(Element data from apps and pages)
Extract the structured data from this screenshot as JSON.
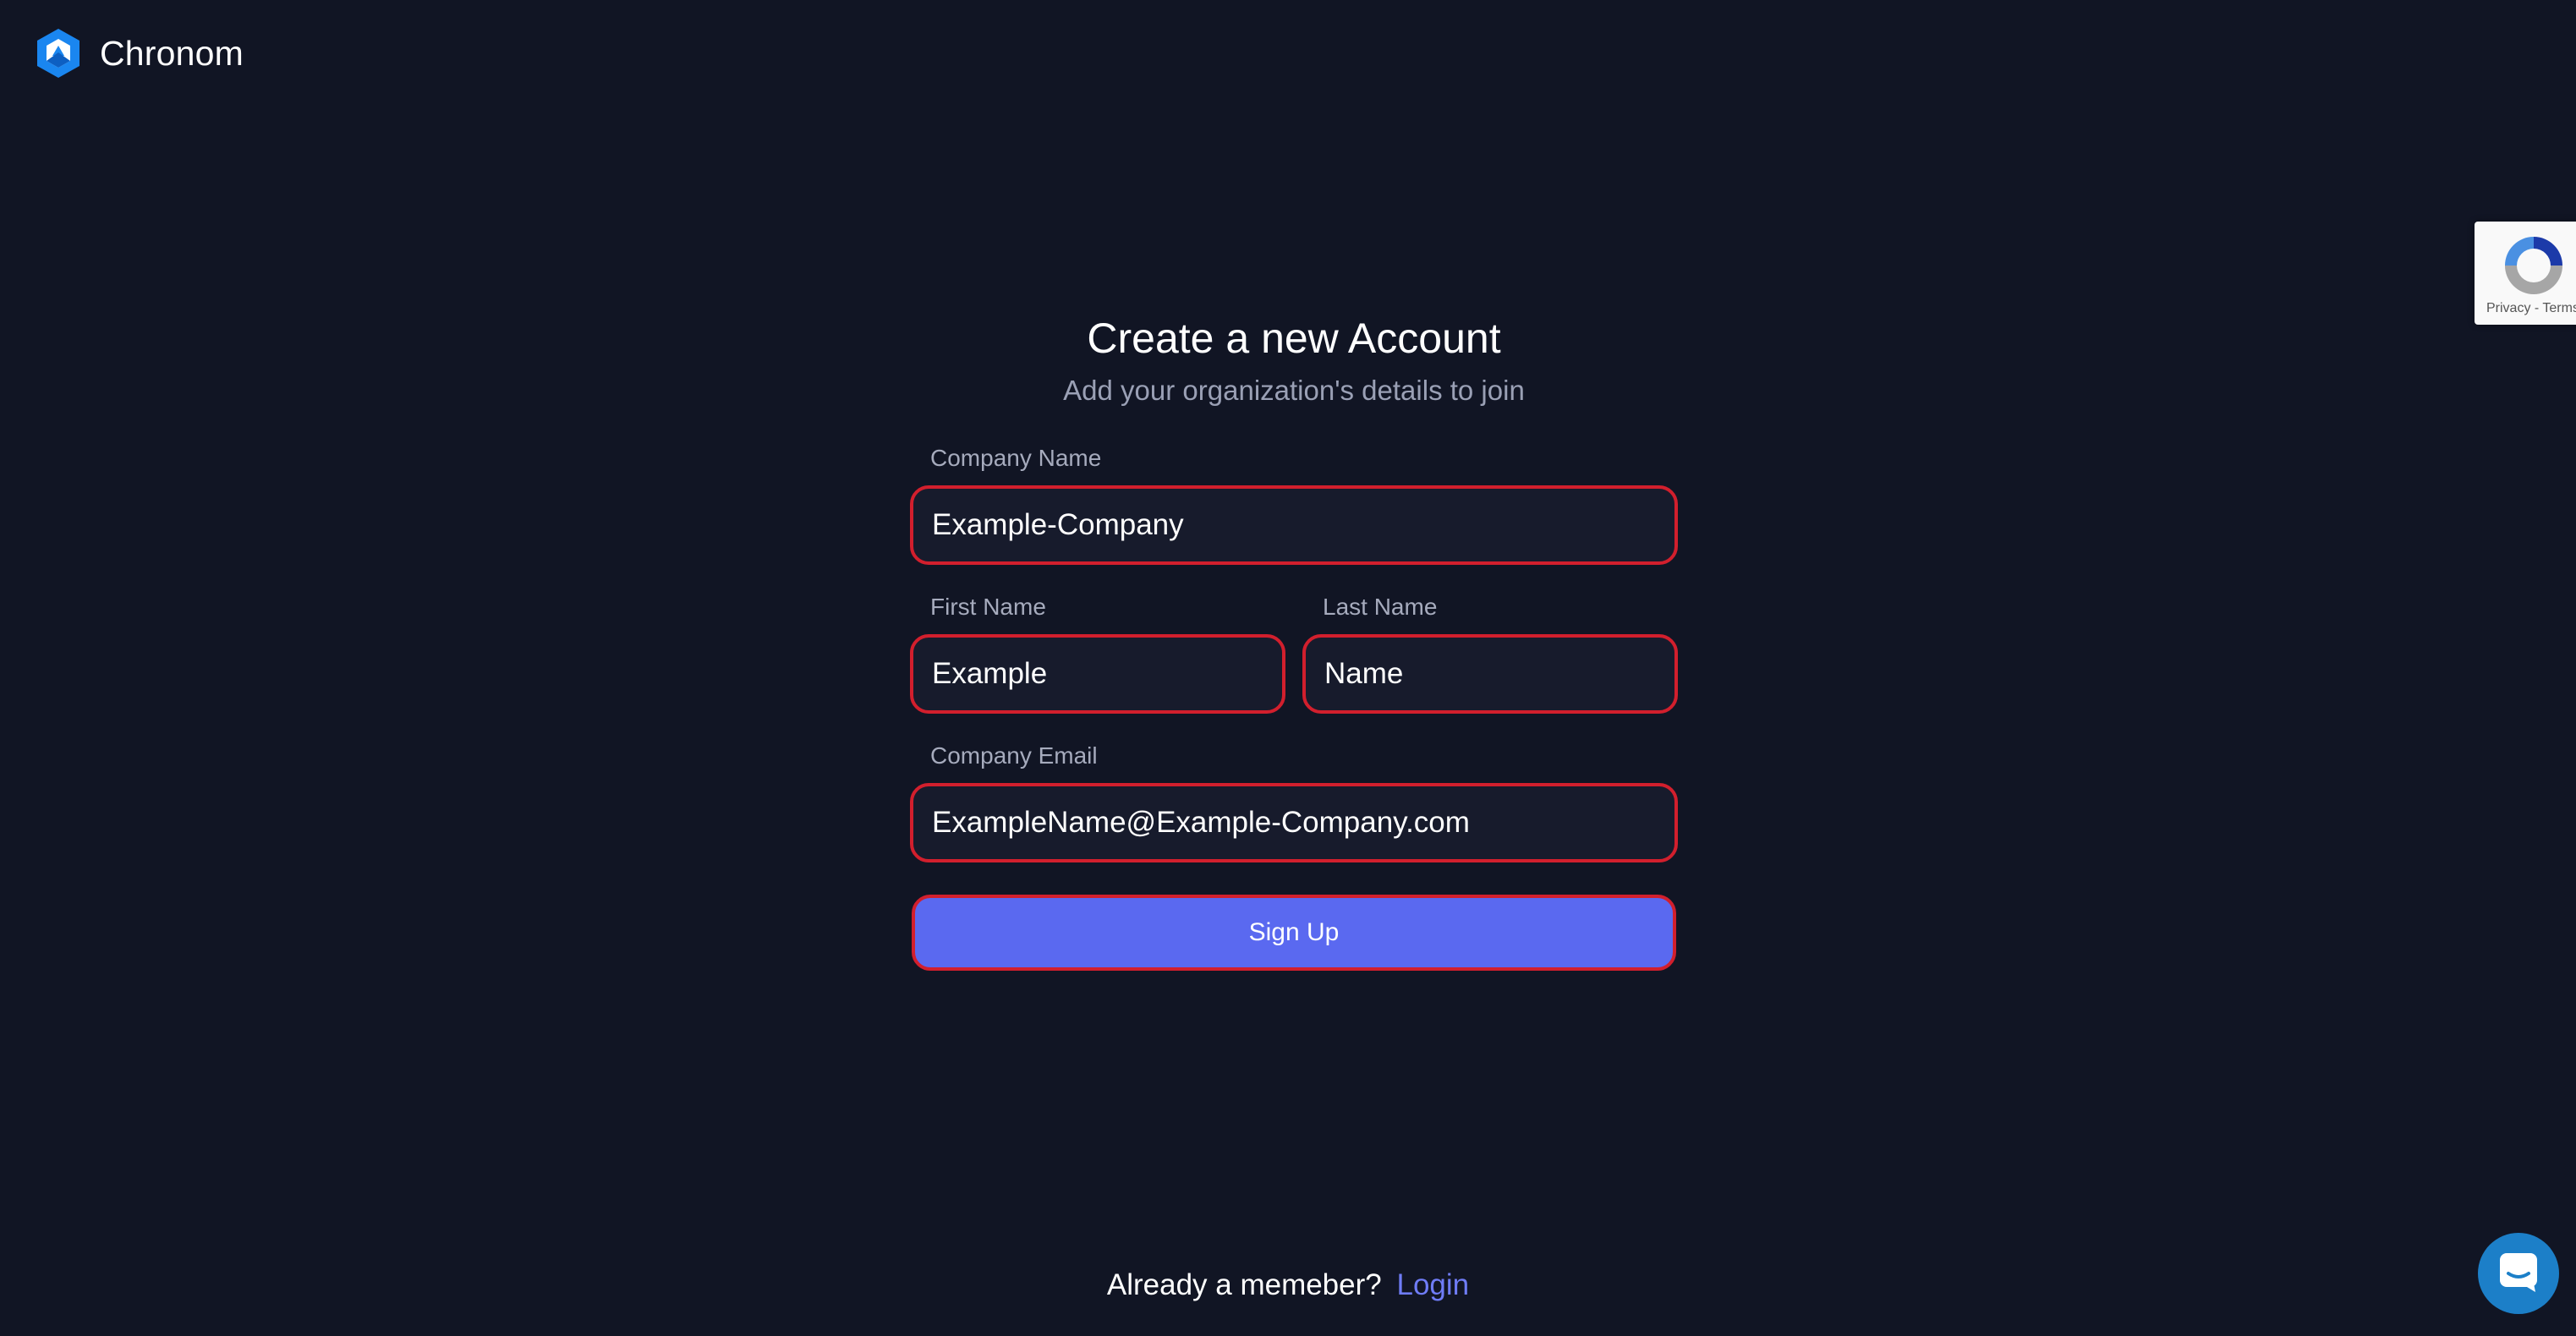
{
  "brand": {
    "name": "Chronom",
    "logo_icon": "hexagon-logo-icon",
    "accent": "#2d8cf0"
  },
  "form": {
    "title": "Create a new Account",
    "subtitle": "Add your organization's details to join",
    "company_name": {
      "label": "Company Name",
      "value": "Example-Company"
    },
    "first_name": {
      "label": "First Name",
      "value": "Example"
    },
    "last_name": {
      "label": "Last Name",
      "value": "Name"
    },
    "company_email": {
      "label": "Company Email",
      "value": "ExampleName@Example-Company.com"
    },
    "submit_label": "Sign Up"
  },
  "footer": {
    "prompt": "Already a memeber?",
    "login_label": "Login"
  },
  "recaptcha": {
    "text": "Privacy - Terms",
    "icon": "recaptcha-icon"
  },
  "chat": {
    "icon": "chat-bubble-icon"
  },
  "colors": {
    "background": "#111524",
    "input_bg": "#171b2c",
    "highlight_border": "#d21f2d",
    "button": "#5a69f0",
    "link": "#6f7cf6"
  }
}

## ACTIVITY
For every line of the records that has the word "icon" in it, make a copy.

## EXERCISE SOLUTION
    "logo_icon": "hexagon-logo-icon",
    "icon": "recaptcha-icon"
    "icon": "chat-bubble-icon"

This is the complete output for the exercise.